_Task_
Please state how many lines below include the word "name"; the reply should be the number only.

_Data supplied_
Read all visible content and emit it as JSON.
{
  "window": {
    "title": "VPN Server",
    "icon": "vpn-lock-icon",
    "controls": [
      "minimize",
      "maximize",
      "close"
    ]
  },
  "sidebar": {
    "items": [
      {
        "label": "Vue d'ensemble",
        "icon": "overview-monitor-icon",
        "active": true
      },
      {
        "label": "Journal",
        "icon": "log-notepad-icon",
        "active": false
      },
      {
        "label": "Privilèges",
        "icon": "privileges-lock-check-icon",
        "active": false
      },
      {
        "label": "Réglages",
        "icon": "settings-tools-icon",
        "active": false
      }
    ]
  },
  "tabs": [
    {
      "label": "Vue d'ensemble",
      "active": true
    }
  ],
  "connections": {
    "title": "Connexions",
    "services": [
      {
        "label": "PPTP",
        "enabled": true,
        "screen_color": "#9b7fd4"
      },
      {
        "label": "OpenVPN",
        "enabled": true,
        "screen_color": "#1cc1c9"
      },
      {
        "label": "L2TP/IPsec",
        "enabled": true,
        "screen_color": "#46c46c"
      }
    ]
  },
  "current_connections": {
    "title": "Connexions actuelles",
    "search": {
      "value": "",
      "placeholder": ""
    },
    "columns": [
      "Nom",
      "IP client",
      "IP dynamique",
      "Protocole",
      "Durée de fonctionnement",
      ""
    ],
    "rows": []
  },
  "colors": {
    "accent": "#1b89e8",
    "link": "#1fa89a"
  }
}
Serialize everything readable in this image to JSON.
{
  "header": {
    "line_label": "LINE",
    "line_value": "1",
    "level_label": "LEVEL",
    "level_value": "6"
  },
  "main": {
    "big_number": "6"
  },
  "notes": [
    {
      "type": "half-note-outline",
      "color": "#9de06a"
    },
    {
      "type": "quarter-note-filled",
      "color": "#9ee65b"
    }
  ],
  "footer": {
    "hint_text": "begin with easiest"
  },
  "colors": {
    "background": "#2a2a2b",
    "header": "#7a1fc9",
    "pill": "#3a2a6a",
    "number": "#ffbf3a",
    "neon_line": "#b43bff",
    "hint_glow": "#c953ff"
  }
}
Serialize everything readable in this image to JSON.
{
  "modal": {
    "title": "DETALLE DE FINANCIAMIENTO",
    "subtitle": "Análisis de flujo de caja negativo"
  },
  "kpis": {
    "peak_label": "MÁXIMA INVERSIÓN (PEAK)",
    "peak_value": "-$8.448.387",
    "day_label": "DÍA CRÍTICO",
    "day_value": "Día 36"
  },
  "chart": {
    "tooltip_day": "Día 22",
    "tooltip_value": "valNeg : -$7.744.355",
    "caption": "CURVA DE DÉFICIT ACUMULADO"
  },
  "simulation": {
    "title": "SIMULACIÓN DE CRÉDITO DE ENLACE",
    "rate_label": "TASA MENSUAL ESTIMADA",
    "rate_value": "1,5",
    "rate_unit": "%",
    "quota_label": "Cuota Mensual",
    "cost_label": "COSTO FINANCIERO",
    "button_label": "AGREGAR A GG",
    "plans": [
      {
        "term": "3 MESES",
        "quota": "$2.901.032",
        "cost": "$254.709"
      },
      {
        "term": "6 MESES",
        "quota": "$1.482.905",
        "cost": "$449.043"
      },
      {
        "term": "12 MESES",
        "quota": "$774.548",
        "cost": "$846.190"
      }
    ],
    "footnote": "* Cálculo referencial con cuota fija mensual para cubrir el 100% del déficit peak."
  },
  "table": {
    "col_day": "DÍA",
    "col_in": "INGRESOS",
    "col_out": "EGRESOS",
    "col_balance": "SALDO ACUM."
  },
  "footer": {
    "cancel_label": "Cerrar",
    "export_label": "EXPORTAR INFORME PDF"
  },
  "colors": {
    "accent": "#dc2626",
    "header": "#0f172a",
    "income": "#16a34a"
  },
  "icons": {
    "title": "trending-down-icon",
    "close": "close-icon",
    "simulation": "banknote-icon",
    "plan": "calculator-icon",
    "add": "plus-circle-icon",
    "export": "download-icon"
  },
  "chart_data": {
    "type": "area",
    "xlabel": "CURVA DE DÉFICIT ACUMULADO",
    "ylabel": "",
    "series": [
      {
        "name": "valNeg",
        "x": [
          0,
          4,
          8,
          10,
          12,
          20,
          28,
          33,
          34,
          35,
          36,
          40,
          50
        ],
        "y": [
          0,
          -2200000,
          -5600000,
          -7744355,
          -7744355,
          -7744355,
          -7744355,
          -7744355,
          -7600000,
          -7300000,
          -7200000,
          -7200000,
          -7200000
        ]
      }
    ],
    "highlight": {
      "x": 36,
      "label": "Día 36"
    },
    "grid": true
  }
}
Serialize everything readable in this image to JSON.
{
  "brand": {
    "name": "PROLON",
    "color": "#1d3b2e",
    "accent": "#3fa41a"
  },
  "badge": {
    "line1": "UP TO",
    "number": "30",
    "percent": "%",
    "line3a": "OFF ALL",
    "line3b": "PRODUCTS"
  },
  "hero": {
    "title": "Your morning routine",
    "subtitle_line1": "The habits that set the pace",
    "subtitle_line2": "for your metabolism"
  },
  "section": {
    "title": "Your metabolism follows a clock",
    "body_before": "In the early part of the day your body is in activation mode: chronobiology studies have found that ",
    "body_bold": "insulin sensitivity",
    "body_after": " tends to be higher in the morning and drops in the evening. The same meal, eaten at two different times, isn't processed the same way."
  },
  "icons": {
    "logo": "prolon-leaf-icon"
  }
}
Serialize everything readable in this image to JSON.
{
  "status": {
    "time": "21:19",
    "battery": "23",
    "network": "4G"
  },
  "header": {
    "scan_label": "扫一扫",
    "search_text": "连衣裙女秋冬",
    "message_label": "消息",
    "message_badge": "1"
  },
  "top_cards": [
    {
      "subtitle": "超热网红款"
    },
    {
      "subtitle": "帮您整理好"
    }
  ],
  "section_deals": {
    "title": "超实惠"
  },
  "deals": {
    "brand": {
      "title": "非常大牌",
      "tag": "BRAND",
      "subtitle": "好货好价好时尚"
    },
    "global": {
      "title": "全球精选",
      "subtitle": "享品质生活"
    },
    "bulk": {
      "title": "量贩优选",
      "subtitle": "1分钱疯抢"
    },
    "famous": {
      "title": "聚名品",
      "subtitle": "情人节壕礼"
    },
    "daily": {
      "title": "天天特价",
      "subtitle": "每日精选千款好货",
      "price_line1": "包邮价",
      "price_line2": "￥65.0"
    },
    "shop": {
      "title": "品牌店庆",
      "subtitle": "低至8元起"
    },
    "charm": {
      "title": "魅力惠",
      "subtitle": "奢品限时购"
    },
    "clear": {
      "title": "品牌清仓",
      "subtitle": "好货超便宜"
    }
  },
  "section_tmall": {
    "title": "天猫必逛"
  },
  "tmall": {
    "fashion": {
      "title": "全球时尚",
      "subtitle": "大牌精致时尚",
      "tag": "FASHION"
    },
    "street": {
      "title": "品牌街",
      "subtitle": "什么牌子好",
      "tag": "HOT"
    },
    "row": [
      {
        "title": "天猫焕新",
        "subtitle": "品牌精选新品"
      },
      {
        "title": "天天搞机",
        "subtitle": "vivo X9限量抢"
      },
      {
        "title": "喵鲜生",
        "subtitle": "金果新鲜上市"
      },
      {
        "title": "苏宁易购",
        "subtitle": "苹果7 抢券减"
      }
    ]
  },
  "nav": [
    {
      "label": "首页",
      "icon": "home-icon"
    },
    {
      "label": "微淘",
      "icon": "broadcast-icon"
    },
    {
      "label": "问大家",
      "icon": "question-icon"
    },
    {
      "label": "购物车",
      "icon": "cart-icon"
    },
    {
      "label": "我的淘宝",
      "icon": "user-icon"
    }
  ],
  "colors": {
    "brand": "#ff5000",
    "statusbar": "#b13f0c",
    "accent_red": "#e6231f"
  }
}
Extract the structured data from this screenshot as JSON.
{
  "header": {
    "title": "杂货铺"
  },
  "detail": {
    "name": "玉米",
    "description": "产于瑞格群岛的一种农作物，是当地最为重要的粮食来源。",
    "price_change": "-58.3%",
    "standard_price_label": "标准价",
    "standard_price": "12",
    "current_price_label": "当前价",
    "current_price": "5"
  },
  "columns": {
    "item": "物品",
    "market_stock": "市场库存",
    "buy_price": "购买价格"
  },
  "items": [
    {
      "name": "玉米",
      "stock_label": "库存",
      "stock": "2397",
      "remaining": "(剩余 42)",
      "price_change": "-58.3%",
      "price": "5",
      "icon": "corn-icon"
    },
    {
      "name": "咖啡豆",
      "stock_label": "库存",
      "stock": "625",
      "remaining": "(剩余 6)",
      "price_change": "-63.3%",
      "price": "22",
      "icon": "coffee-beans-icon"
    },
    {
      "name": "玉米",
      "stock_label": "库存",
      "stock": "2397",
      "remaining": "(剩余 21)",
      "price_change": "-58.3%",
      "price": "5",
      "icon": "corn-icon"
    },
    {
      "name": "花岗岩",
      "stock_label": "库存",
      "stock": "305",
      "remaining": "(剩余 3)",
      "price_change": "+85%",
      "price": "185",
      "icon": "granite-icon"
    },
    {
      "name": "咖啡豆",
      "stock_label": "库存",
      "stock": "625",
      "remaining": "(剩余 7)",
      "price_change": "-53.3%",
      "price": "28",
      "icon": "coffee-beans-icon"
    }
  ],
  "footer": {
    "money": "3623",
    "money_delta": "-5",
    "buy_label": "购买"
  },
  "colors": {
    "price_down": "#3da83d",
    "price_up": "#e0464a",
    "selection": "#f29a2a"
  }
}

_Task result_
8